The B.C. government revealed that when Canada legalizes cannabis on October 17, online orders for cannabis will carry a $10 shipping fee. That is double the shipping fee that Ontario is charging.
“We’re confident that the system will work on Wednesday,” Solicitor General Mike Farnworth stressed during an October 15 news conference.
Deliveries, however, could soon be disrupted given that the Canadian Union of Postal Workers said on October 16 that it has given strike notice to Canada Post and that workers could walk off the job as early as October 22.
Farnworth downplayed the action when he spoke to media October 16.
“This is just a notice that has been served,” he said. “We have seen this numerous times in previous negotiations and negotiations usually do end up with a contract in place. So the liquor control and cannabis branch (officially the Liquor & Cannabis Regulation Branch) is reaching out to Canada Post to get a better understanding of what is involved and what they mean by and what they are looking at in terms of rotating strikes.”
British Columbians 19 years of age and older will be able to buy regulated cannabis regardless of where they live in the province.
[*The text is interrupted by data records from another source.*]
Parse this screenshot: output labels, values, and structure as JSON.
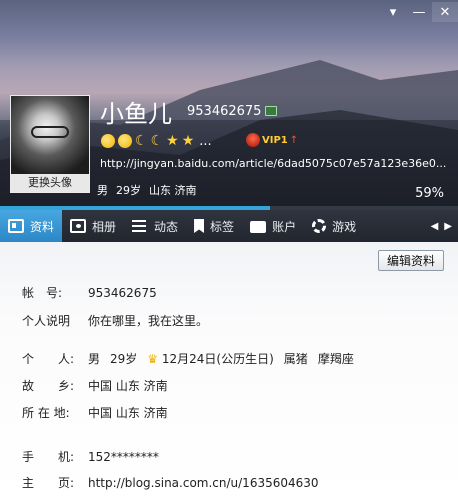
{
  "header": {
    "nickname": "小鱼儿",
    "qq_number": "953462675",
    "change_avatar": "更换头像",
    "more_dots": "...",
    "vip_label": "VIP1",
    "vip_arrow": "↑",
    "url": "http://jingyan.baidu.com/article/6dad5075c07e57a123e36e0...",
    "gender": "男",
    "age": "29岁",
    "location": "山东 济南",
    "completion_percent": "59%",
    "completion_value": 0.59,
    "controls": {
      "skin": "▾",
      "minimize": "—",
      "close": "✕"
    }
  },
  "tabs": [
    {
      "label": "资料",
      "icon": "card-icon",
      "active": true
    },
    {
      "label": "相册",
      "icon": "photo-icon",
      "active": false
    },
    {
      "label": "动态",
      "icon": "list-icon",
      "active": false
    },
    {
      "label": "标签",
      "icon": "bookmark-icon",
      "active": false
    },
    {
      "label": "账户",
      "icon": "bag-icon",
      "active": false
    },
    {
      "label": "游戏",
      "icon": "gear-icon",
      "active": false
    }
  ],
  "tab_nav": {
    "prev": "◀",
    "next": "▶"
  },
  "content": {
    "edit_button": "编辑资料",
    "account": {
      "label": "帐　号:",
      "value": "953462675"
    },
    "signature": {
      "label": "个人说明",
      "value": "你在哪里，我在这里。"
    },
    "personal": {
      "label": "个　　人:",
      "gender": "男",
      "age": "29岁",
      "birthday": "12月24日(公历生日)",
      "zodiac": "属猪",
      "constellation": "摩羯座"
    },
    "hometown": {
      "label": "故　　乡:",
      "value": "中国 山东 济南"
    },
    "residence": {
      "label": "所 在 地:",
      "value": "中国 山东 济南"
    },
    "mobile": {
      "label": "手　　机:",
      "value": "152********"
    },
    "homepage": {
      "label": "主　　页:",
      "value": "http://blog.sina.com.cn/u/1635604630"
    }
  }
}
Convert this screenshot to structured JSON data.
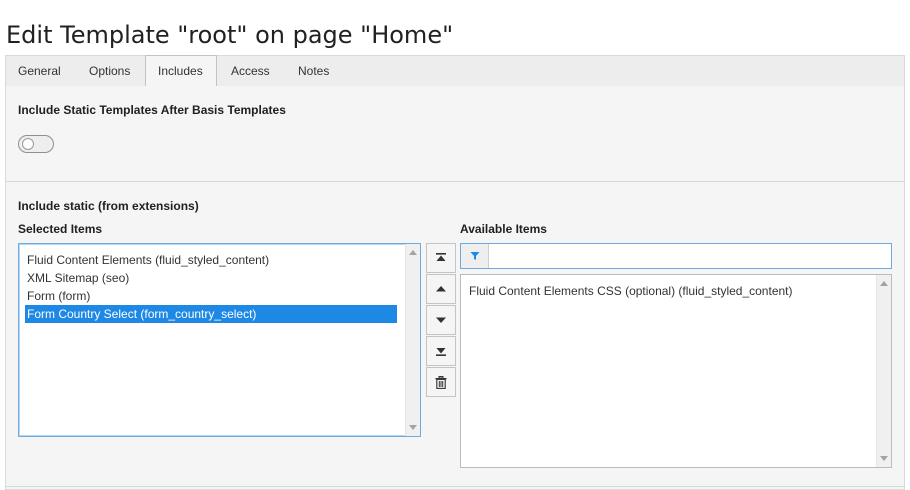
{
  "page": {
    "title": "Edit Template \"root\" on page \"Home\""
  },
  "tabs": [
    {
      "label": "General",
      "active": false
    },
    {
      "label": "Options",
      "active": false
    },
    {
      "label": "Includes",
      "active": true
    },
    {
      "label": "Access",
      "active": false
    },
    {
      "label": "Notes",
      "active": false
    }
  ],
  "static_templates": {
    "label": "Include Static Templates After Basis Templates",
    "toggle_on": false
  },
  "include_static": {
    "label": "Include static (from extensions)",
    "selected_label": "Selected Items",
    "available_label": "Available Items",
    "selected_items": [
      {
        "label": "Fluid Content Elements (fluid_styled_content)",
        "selected": false
      },
      {
        "label": "XML Sitemap (seo)",
        "selected": false
      },
      {
        "label": "Form (form)",
        "selected": false
      },
      {
        "label": "Form Country Select (form_country_select)",
        "selected": true
      }
    ],
    "available_items": [
      {
        "label": "Fluid Content Elements CSS (optional) (fluid_styled_content)"
      }
    ],
    "filter": {
      "value": "",
      "placeholder": ""
    },
    "buttons": [
      {
        "name": "move-to-top-button",
        "icon": "move-top-icon"
      },
      {
        "name": "move-up-button",
        "icon": "arrow-up-icon"
      },
      {
        "name": "move-down-button",
        "icon": "arrow-down-icon"
      },
      {
        "name": "move-to-bottom-button",
        "icon": "move-bottom-icon"
      },
      {
        "name": "remove-button",
        "icon": "trash-icon"
      }
    ]
  },
  "colors": {
    "accent": "#1e88e5",
    "focus_border": "#6daae0",
    "panel_bg": "#f5f5f5"
  }
}
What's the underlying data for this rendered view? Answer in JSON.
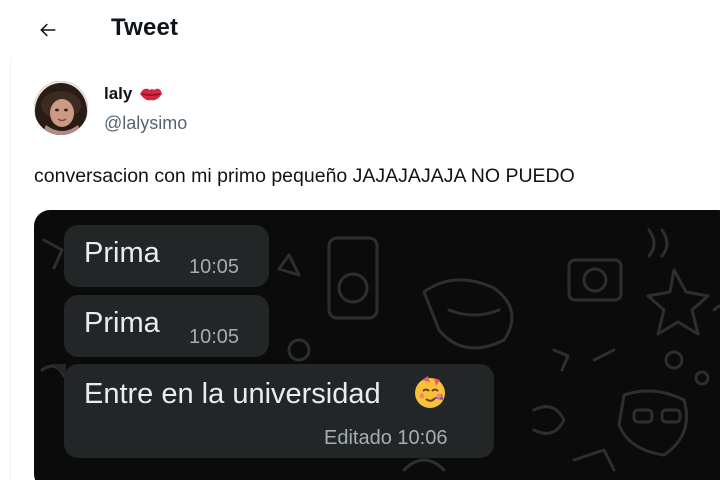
{
  "header": {
    "title": "Tweet",
    "back_icon": "arrow-left-icon"
  },
  "author": {
    "name": "laly",
    "name_emoji": "kiss-mark-icon",
    "handle": "@lalysimo"
  },
  "tweet": {
    "text": "conversacion con mi primo pequeño JAJAJAJAJA NO PUEDO"
  },
  "media": {
    "messages": [
      {
        "text": "Prima",
        "time": "10:05"
      },
      {
        "text": "Prima",
        "time": "10:05"
      },
      {
        "text": "Entre en la universidad",
        "emoji": "smiling-face-with-hearts-icon",
        "time": "Editado 10:06"
      }
    ]
  },
  "colors": {
    "accent_red": "#e0245e",
    "bubble": "#232626",
    "chat_bg": "#0b0b0b",
    "meta_text": "#a4adb2",
    "handle_text": "#536471"
  }
}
People in other provinces will not be able to use the B.C. store.
Canada Post employees will check identification to ensure that recipients are of legal age, particularly if recipients appear to be under 25 years old.
If a recipient is underaged, the product will be returned to the British Columbia Liquor Distribution Branch (BCLDB) and the full purchase price and associated taxes will be refunded.
Online orders will be shipped from the BCLDB’s distribution centre within 48 business hours of the order being placed, according to the B.C. government.
The first BC Cannabis Store, in Kamloops, is set to open at 10 a.m. October 17. The store, located in the Columbia Place Shopping Centre, is expected to have 24 cannabis consultants to serve customers, the government said.
The store will feature about 85 dried-flower strains of cannabis plus a selection of oils, capsules and pre-rolls approved by Health Canada, the government said.
No private retail stores are yet open despite, government data showing that entrepreneurs have paid 173 application fees for retail licences across B.C. Of the 111 paid applications that government workers deemed to be complete, only 62 have been forwarded to local governments or First Nations to approve.
None of those applicants have received conditional approval, much less had a licence issued.
Private cannabis retailers must proceed through the Liquor & Cannabis Regulation Branch’s regulatory and permit process.
Private and public retailers will be allowed to sell dried cannabis, cannabis oils, capsules and seeds that comply with federal requirements. These stores may also sell cannabis accessories, as defined in the federal Cannabis Act, such as rolling papers, pipes and bongs.